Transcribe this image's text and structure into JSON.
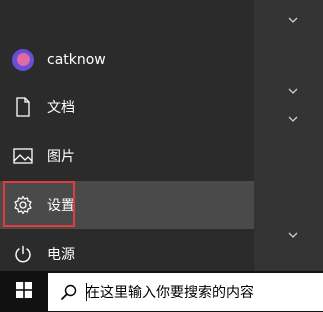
{
  "start_menu": {
    "items": [
      {
        "key": "user",
        "label": "catknow",
        "icon": "user-avatar-icon"
      },
      {
        "key": "documents",
        "label": "文档",
        "icon": "document-icon"
      },
      {
        "key": "pictures",
        "label": "图片",
        "icon": "picture-icon"
      },
      {
        "key": "settings",
        "label": "设置",
        "icon": "gear-icon",
        "highlighted": true
      },
      {
        "key": "power",
        "label": "电源",
        "icon": "power-icon"
      }
    ],
    "highlight_color": "#e23b3b",
    "active_bg": "#4a4a4a"
  },
  "taskbar": {
    "start_icon": "windows-logo-icon",
    "search": {
      "icon": "search-icon",
      "placeholder": "在这里输入你要搜索的内容"
    }
  }
}
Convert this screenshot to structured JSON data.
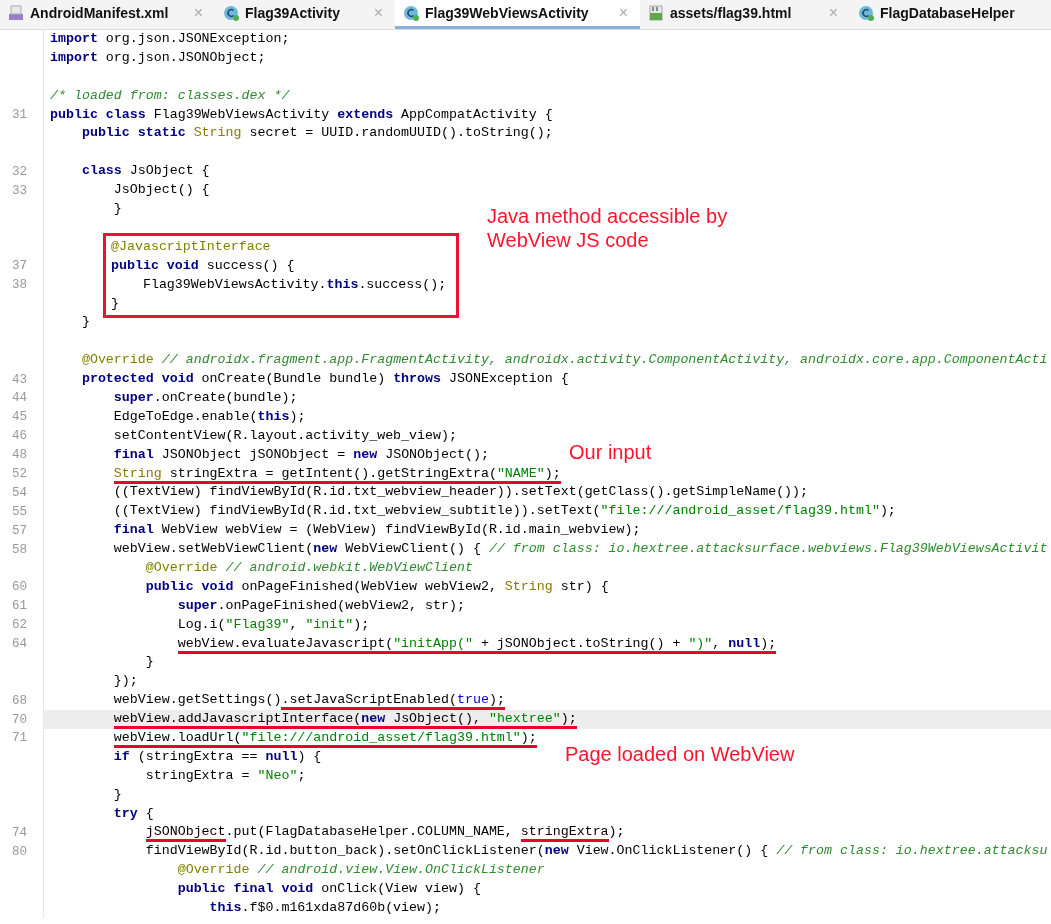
{
  "tabs": [
    {
      "label": "AndroidManifest.xml",
      "kind": "manifest",
      "selected": false,
      "closable": true
    },
    {
      "label": "Flag39Activity",
      "kind": "class",
      "selected": false,
      "closable": true
    },
    {
      "label": "Flag39WebViewsActivity",
      "kind": "class",
      "selected": true,
      "closable": true
    },
    {
      "label": "assets/flag39.html",
      "kind": "html",
      "selected": false,
      "closable": true
    },
    {
      "label": "FlagDatabaseHelper",
      "kind": "class",
      "selected": false,
      "closable": false
    }
  ],
  "close_glyph": "×",
  "lines": [
    {
      "kind": "line",
      "current": false,
      "tokens": [
        {
          "kind": "kw",
          "text": "import"
        },
        {
          "kind": "plain",
          "text": " org.json.JSONException;"
        }
      ]
    },
    {
      "kind": "line",
      "current": false,
      "tokens": [
        {
          "kind": "kw",
          "text": "import"
        },
        {
          "kind": "plain",
          "text": " org.json.JSONObject;"
        }
      ]
    },
    {
      "kind": "line",
      "current": false
    },
    {
      "kind": "line",
      "current": false,
      "tokens": [
        {
          "kind": "comment",
          "text": "/* loaded from: classes.dex */"
        }
      ]
    },
    {
      "kind": "line",
      "number": "31",
      "current": false,
      "tokens": [
        {
          "kind": "kw",
          "text": "public class"
        },
        {
          "kind": "plain",
          "text": " Flag39WebViewsActivity "
        },
        {
          "kind": "kw",
          "text": "extends"
        },
        {
          "kind": "plain",
          "text": " AppCompatActivity {"
        }
      ]
    },
    {
      "kind": "line",
      "current": false,
      "tokens": [
        {
          "kind": "kw",
          "text": "    public static"
        },
        {
          "kind": "type",
          "text": " String"
        },
        {
          "kind": "plain",
          "text": " secret = UUID.randomUUID().toString();"
        }
      ]
    },
    {
      "kind": "line",
      "current": false
    },
    {
      "kind": "line",
      "number": "32",
      "current": false,
      "tokens": [
        {
          "kind": "kw",
          "text": "    class"
        },
        {
          "kind": "plain",
          "text": " JsObject {"
        }
      ]
    },
    {
      "kind": "line",
      "number": "33",
      "current": false,
      "tokens": [
        {
          "kind": "plain",
          "text": "        JsObject() {"
        }
      ]
    },
    {
      "kind": "line",
      "current": false,
      "tokens": [
        {
          "kind": "plain",
          "text": "        }"
        }
      ]
    },
    {
      "kind": "line",
      "current": false
    },
    {
      "kind": "boxed",
      "lines": [
        {
          "kind": "line",
          "current": false,
          "tokens": [
            {
              "kind": "annotation",
              "text": "@JavascriptInterface"
            }
          ]
        },
        {
          "kind": "line",
          "number": "37",
          "current": false,
          "tokens": [
            {
              "kind": "kw",
              "text": "public void"
            },
            {
              "kind": "plain",
              "text": " success() {"
            }
          ]
        },
        {
          "kind": "line",
          "number": "38",
          "current": false,
          "tokens": [
            {
              "kind": "plain",
              "text": "    Flag39WebViewsActivity."
            },
            {
              "kind": "kw",
              "text": "this"
            },
            {
              "kind": "plain",
              "text": ".success();"
            }
          ]
        },
        {
          "kind": "line",
          "current": false,
          "tokens": [
            {
              "kind": "plain",
              "text": "}"
            }
          ]
        }
      ]
    },
    {
      "kind": "line",
      "current": false,
      "tokens": [
        {
          "kind": "plain",
          "text": "    }"
        }
      ]
    },
    {
      "kind": "line",
      "current": false
    },
    {
      "kind": "line",
      "current": false,
      "tokens": [
        {
          "kind": "annotation",
          "text": "    @Override"
        },
        {
          "kind": "comment",
          "text": " // androidx.fragment.app.FragmentActivity, androidx.activity.ComponentActivity, androidx.core.app.ComponentActi"
        }
      ]
    },
    {
      "kind": "line",
      "number": "43",
      "current": false,
      "tokens": [
        {
          "kind": "kw",
          "text": "    protected void"
        },
        {
          "kind": "plain",
          "text": " onCreate(Bundle bundle) "
        },
        {
          "kind": "kw",
          "text": "throws"
        },
        {
          "kind": "plain",
          "text": " JSONException {"
        }
      ]
    },
    {
      "kind": "line",
      "number": "44",
      "current": false,
      "tokens": [
        {
          "kind": "kw",
          "text": "        super"
        },
        {
          "kind": "plain",
          "text": ".onCreate(bundle);"
        }
      ]
    },
    {
      "kind": "line",
      "number": "45",
      "current": false,
      "tokens": [
        {
          "kind": "plain",
          "text": "        EdgeToEdge.enable("
        },
        {
          "kind": "kw",
          "text": "this"
        },
        {
          "kind": "plain",
          "text": ");"
        }
      ]
    },
    {
      "kind": "line",
      "number": "46",
      "current": false,
      "tokens": [
        {
          "kind": "plain",
          "text": "        setContentView(R.layout.activity_web_view);"
        }
      ]
    },
    {
      "kind": "line",
      "number": "48",
      "current": false,
      "tokens": [
        {
          "kind": "kw",
          "text": "        final"
        },
        {
          "kind": "plain",
          "text": " JSONObject jSONObject = "
        },
        {
          "kind": "kw",
          "text": "new"
        },
        {
          "kind": "plain",
          "text": " JSONObject();"
        }
      ]
    },
    {
      "kind": "line",
      "number": "52",
      "current": false,
      "tokens": [
        {
          "kind": "type",
          "text": "        String",
          "underlined": true
        },
        {
          "kind": "plain",
          "text": " stringExtra = getIntent().getStringExtra(",
          "underlined": true
        },
        {
          "kind": "string",
          "text": "\"NAME\"",
          "underlined": true
        },
        {
          "kind": "plain",
          "text": ");",
          "underlined": true
        }
      ]
    },
    {
      "kind": "line",
      "number": "54",
      "current": false,
      "tokens": [
        {
          "kind": "plain",
          "text": "        ((TextView) findViewById(R.id.txt_webview_header)).setText(getClass().getSimpleName());"
        }
      ]
    },
    {
      "kind": "line",
      "number": "55",
      "current": false,
      "tokens": [
        {
          "kind": "plain",
          "text": "        ((TextView) findViewById(R.id.txt_webview_subtitle)).setText("
        },
        {
          "kind": "string",
          "text": "\"file:///android_asset/flag39.html\""
        },
        {
          "kind": "plain",
          "text": ");"
        }
      ]
    },
    {
      "kind": "line",
      "number": "57",
      "current": false,
      "tokens": [
        {
          "kind": "kw",
          "text": "        final"
        },
        {
          "kind": "plain",
          "text": " WebView webView = (WebView) findViewById(R.id.main_webview);"
        }
      ]
    },
    {
      "kind": "line",
      "number": "58",
      "current": false,
      "tokens": [
        {
          "kind": "plain",
          "text": "        webView.setWebViewClient("
        },
        {
          "kind": "kw",
          "text": "new"
        },
        {
          "kind": "plain",
          "text": " WebViewClient() { "
        },
        {
          "kind": "comment",
          "text": "// from class: io.hextree.attacksurface.webviews.Flag39WebViewsActivit"
        }
      ]
    },
    {
      "kind": "line",
      "current": false,
      "tokens": [
        {
          "kind": "annotation",
          "text": "            @Override"
        },
        {
          "kind": "comment",
          "text": " // android.webkit.WebViewClient"
        }
      ]
    },
    {
      "kind": "line",
      "number": "60",
      "current": false,
      "tokens": [
        {
          "kind": "kw",
          "text": "            public void"
        },
        {
          "kind": "plain",
          "text": " onPageFinished(WebView webView2, "
        },
        {
          "kind": "type",
          "text": "String"
        },
        {
          "kind": "plain",
          "text": " str) {"
        }
      ]
    },
    {
      "kind": "line",
      "number": "61",
      "current": false,
      "tokens": [
        {
          "kind": "kw",
          "text": "                super"
        },
        {
          "kind": "plain",
          "text": ".onPageFinished(webView2, str);"
        }
      ]
    },
    {
      "kind": "line",
      "number": "62",
      "current": false,
      "tokens": [
        {
          "kind": "plain",
          "text": "                Log.i("
        },
        {
          "kind": "string",
          "text": "\"Flag39\""
        },
        {
          "kind": "plain",
          "text": ", "
        },
        {
          "kind": "string",
          "text": "\"init\""
        },
        {
          "kind": "plain",
          "text": ");"
        }
      ]
    },
    {
      "kind": "line",
      "number": "64",
      "current": false,
      "tokens": [
        {
          "kind": "plain",
          "text": "                webView.evaluateJavascript(",
          "underlined": true
        },
        {
          "kind": "string",
          "text": "\"initApp(\"",
          "underlined": true
        },
        {
          "kind": "plain",
          "text": " + jSONObject.toString() + ",
          "underlined": true
        },
        {
          "kind": "string",
          "text": "\")\"",
          "underlined": true
        },
        {
          "kind": "plain",
          "text": ", ",
          "underlined": true
        },
        {
          "kind": "kw",
          "text": "null",
          "underlined": true
        },
        {
          "kind": "plain",
          "text": ");",
          "underlined": true
        }
      ]
    },
    {
      "kind": "line",
      "current": false,
      "tokens": [
        {
          "kind": "plain",
          "text": "            }"
        }
      ]
    },
    {
      "kind": "line",
      "current": false,
      "tokens": [
        {
          "kind": "plain",
          "text": "        });"
        }
      ]
    },
    {
      "kind": "line",
      "number": "68",
      "current": false,
      "tokens": [
        {
          "kind": "plain",
          "text": "        webView.getSettings()"
        },
        {
          "kind": "plain",
          "text": ".setJavaScriptEnabled(",
          "underlined": true
        },
        {
          "kind": "literal",
          "text": "true",
          "underlined": true
        },
        {
          "kind": "plain",
          "text": ");",
          "underlined": true
        }
      ]
    },
    {
      "kind": "line",
      "number": "70",
      "current": true,
      "tokens": [
        {
          "kind": "plain",
          "text": "        webView.addJavascriptInterface(",
          "underlined": true
        },
        {
          "kind": "kw",
          "text": "new",
          "underlined": true
        },
        {
          "kind": "plain",
          "text": " JsObject(), ",
          "underlined": true
        },
        {
          "kind": "string",
          "text": "\"hextree\"",
          "underlined": true
        },
        {
          "kind": "plain",
          "text": ");",
          "underlined": true
        }
      ]
    },
    {
      "kind": "line",
      "number": "71",
      "current": false,
      "tokens": [
        {
          "kind": "plain",
          "text": "        webView.loadUrl(",
          "underlined": true
        },
        {
          "kind": "string",
          "text": "\"file:///android_asset/flag39.html\"",
          "underlined": true
        },
        {
          "kind": "plain",
          "text": ");",
          "underlined": true
        }
      ]
    },
    {
      "kind": "line",
      "current": false,
      "tokens": [
        {
          "kind": "kw",
          "text": "        if"
        },
        {
          "kind": "plain",
          "text": " (stringExtra == "
        },
        {
          "kind": "kw",
          "text": "null"
        },
        {
          "kind": "plain",
          "text": ") {"
        }
      ]
    },
    {
      "kind": "line",
      "current": false,
      "tokens": [
        {
          "kind": "plain",
          "text": "            stringExtra = "
        },
        {
          "kind": "string",
          "text": "\"Neo\""
        },
        {
          "kind": "plain",
          "text": ";"
        }
      ]
    },
    {
      "kind": "line",
      "current": false,
      "tokens": [
        {
          "kind": "plain",
          "text": "        }"
        }
      ]
    },
    {
      "kind": "line",
      "current": false,
      "tokens": [
        {
          "kind": "kw",
          "text": "        try"
        },
        {
          "kind": "plain",
          "text": " {"
        }
      ]
    },
    {
      "kind": "line",
      "number": "74",
      "current": false,
      "tokens": [
        {
          "kind": "plain",
          "text": "            jSONObject",
          "underlined": true
        },
        {
          "kind": "plain",
          "text": ".put(FlagDatabaseHelper.COLUMN_NAME, "
        },
        {
          "kind": "plain",
          "text": "stringExtra",
          "underlined": true
        },
        {
          "kind": "plain",
          "text": ");"
        }
      ]
    },
    {
      "kind": "line",
      "number": "80",
      "current": false,
      "tokens": [
        {
          "kind": "plain",
          "text": "            findViewById(R.id.button_back).setOnClickListener("
        },
        {
          "kind": "kw",
          "text": "new"
        },
        {
          "kind": "plain",
          "text": " View.OnClickListener() { "
        },
        {
          "kind": "comment",
          "text": "// from class: io.hextree.attacksu"
        }
      ]
    },
    {
      "kind": "line",
      "current": false,
      "tokens": [
        {
          "kind": "annotation",
          "text": "                @Override"
        },
        {
          "kind": "comment",
          "text": " // android.view.View.OnClickListener"
        }
      ]
    },
    {
      "kind": "line",
      "current": false,
      "tokens": [
        {
          "kind": "kw",
          "text": "                public final void"
        },
        {
          "kind": "plain",
          "text": " onClick(View view) {"
        }
      ]
    },
    {
      "kind": "line",
      "current": false,
      "tokens": [
        {
          "kind": "kw",
          "text": "                    this"
        },
        {
          "kind": "plain",
          "text": ".f$0.m161xda87d60b(view);"
        }
      ]
    }
  ],
  "notes": [
    {
      "text": "Java method accessible by WebView JS code"
    },
    {
      "text": "Our input"
    },
    {
      "text": "Page loaded on WebView"
    }
  ]
}
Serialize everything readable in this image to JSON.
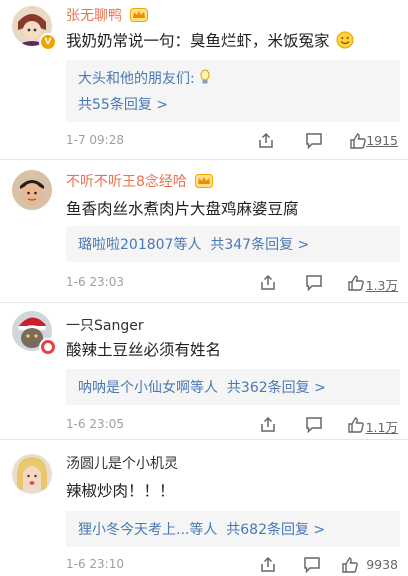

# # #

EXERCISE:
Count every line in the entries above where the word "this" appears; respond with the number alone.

FINISHED EXERCISE:
6